__YOUR OBJECTIVE__. Retype the listing found below exactly, but leave out each picture.

- Opening Delimiter -

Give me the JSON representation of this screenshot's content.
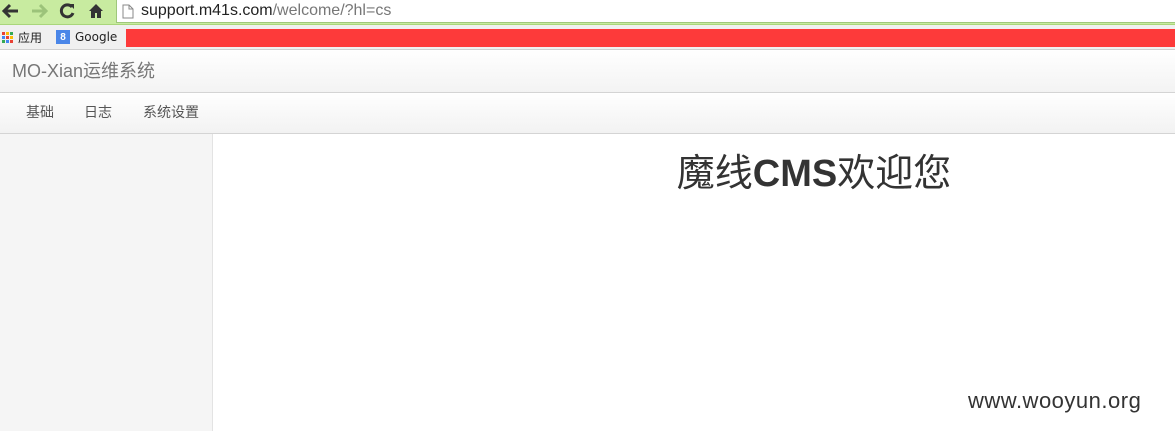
{
  "browser": {
    "url_host": "support.m41s.com",
    "url_path": "/welcome/?hl=cs",
    "bookmarks": [
      {
        "label": "应用",
        "icon": "apps-grid-icon"
      },
      {
        "label": "Google",
        "icon": "google-icon",
        "icon_letter": "8"
      }
    ],
    "colors": {
      "toolbar": "#c8eba0",
      "red_bar": "#fd3a3a"
    }
  },
  "app": {
    "brand": "MO-Xian运维系统",
    "nav": [
      "基础",
      "日志",
      "系统设置"
    ],
    "welcome": {
      "prefix": "魔线",
      "bold": "CMS",
      "suffix": "欢迎您"
    }
  },
  "watermark": "www.wooyun.org"
}
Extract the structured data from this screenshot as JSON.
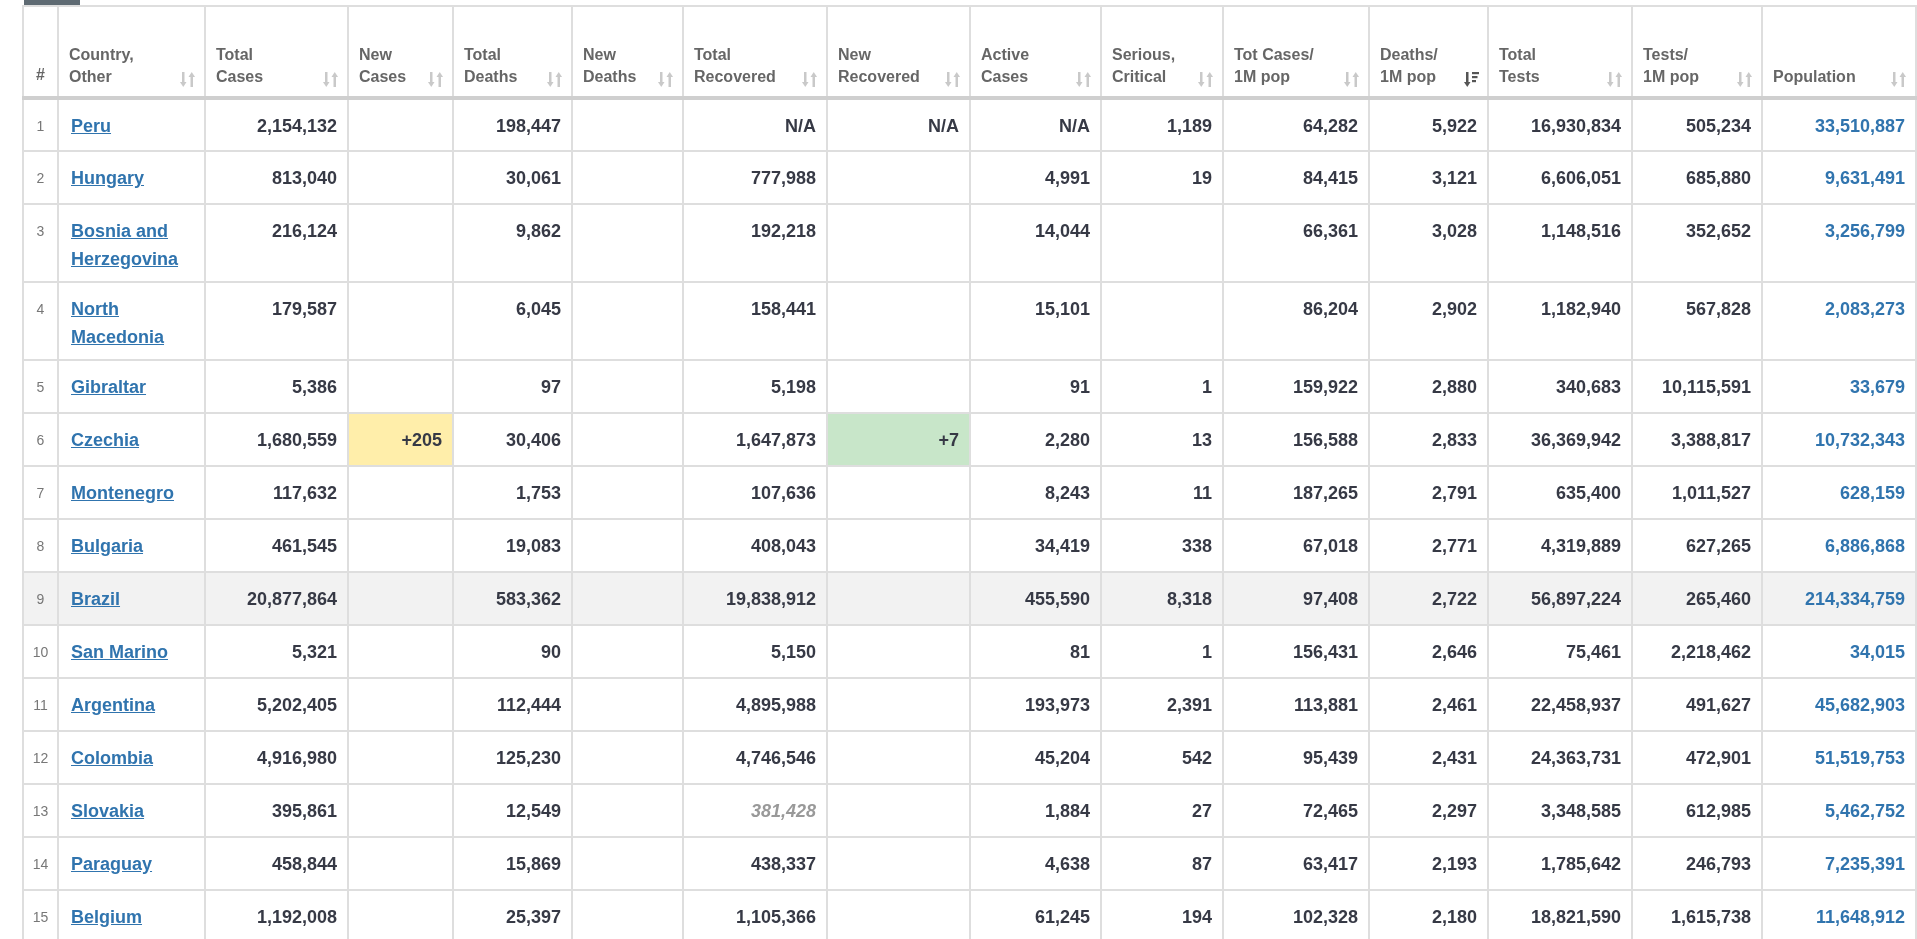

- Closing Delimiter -

__TASK RESPONSE__.
Give me the JSON representation of this screenshot's content.
{
  "browser": {
    "url_host": "support.m41s.com",
    "url_path": "/welcome/?hl=cs",
    "bookmarks": [
      {
        "label": "应用",
        "icon": "apps-grid-icon"
      },
      {
        "label": "Google",
        "icon": "google-icon",
        "icon_letter": "8"
      }
    ],
    "colors": {
      "toolbar": "#c8eba0",
      "red_bar": "#fd3a3a"
    }
  },
  "app": {
    "brand": "MO-Xian运维系统",
    "nav": [
      "基础",
      "日志",
      "系统设置"
    ],
    "welcome": {
      "prefix": "魔线",
      "bold": "CMS",
      "suffix": "欢迎您"
    }
  },
  "watermark": "www.wooyun.org"
}
Extract the structured data from this screenshot as JSON.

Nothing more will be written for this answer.